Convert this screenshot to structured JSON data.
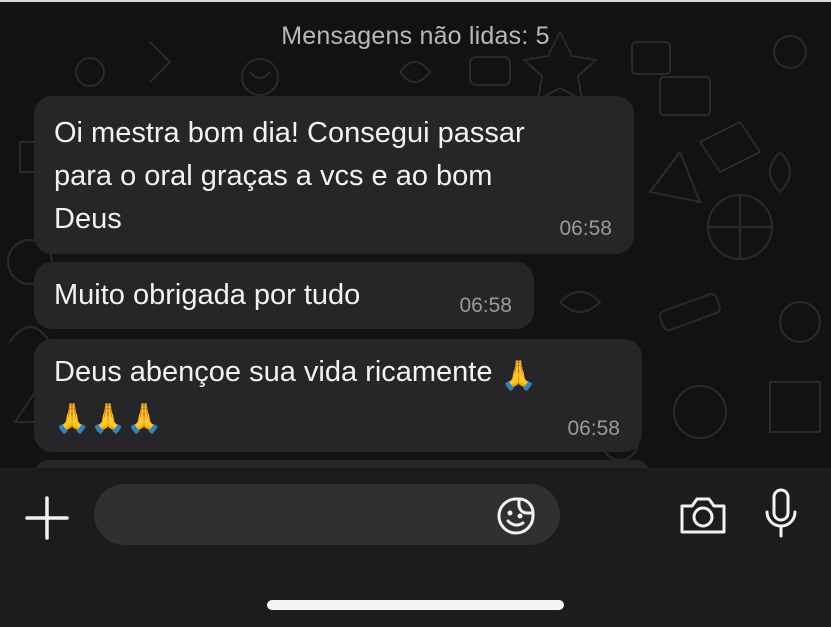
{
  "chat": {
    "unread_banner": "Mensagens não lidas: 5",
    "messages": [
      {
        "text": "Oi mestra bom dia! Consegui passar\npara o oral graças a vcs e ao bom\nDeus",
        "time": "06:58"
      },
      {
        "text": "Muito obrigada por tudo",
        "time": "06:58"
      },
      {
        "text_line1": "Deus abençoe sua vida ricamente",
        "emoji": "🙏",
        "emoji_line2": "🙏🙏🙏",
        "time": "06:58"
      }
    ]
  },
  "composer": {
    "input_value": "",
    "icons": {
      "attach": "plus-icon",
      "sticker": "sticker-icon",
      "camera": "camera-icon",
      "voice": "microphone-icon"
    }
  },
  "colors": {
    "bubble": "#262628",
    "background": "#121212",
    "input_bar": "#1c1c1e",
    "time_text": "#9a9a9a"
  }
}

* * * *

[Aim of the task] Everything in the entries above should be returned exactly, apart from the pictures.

[Output]
Convert this screenshot to structured JSON data.
{
  "chat": {
    "unread_banner": "Mensagens não lidas: 5",
    "messages": [
      {
        "text": "Oi mestra bom dia! Consegui passar\npara o oral graças a vcs e ao bom\nDeus",
        "time": "06:58"
      },
      {
        "text": "Muito obrigada por tudo",
        "time": "06:58"
      },
      {
        "text_line1": "Deus abençoe sua vida ricamente",
        "emoji": "🙏",
        "emoji_line2": "🙏🙏🙏",
        "time": "06:58"
      }
    ]
  },
  "composer": {
    "input_value": "",
    "icons": {
      "attach": "plus-icon",
      "sticker": "sticker-icon",
      "camera": "camera-icon",
      "voice": "microphone-icon"
    }
  },
  "colors": {
    "bubble": "#262628",
    "background": "#121212",
    "input_bar": "#1c1c1e",
    "time_text": "#9a9a9a"
  }
}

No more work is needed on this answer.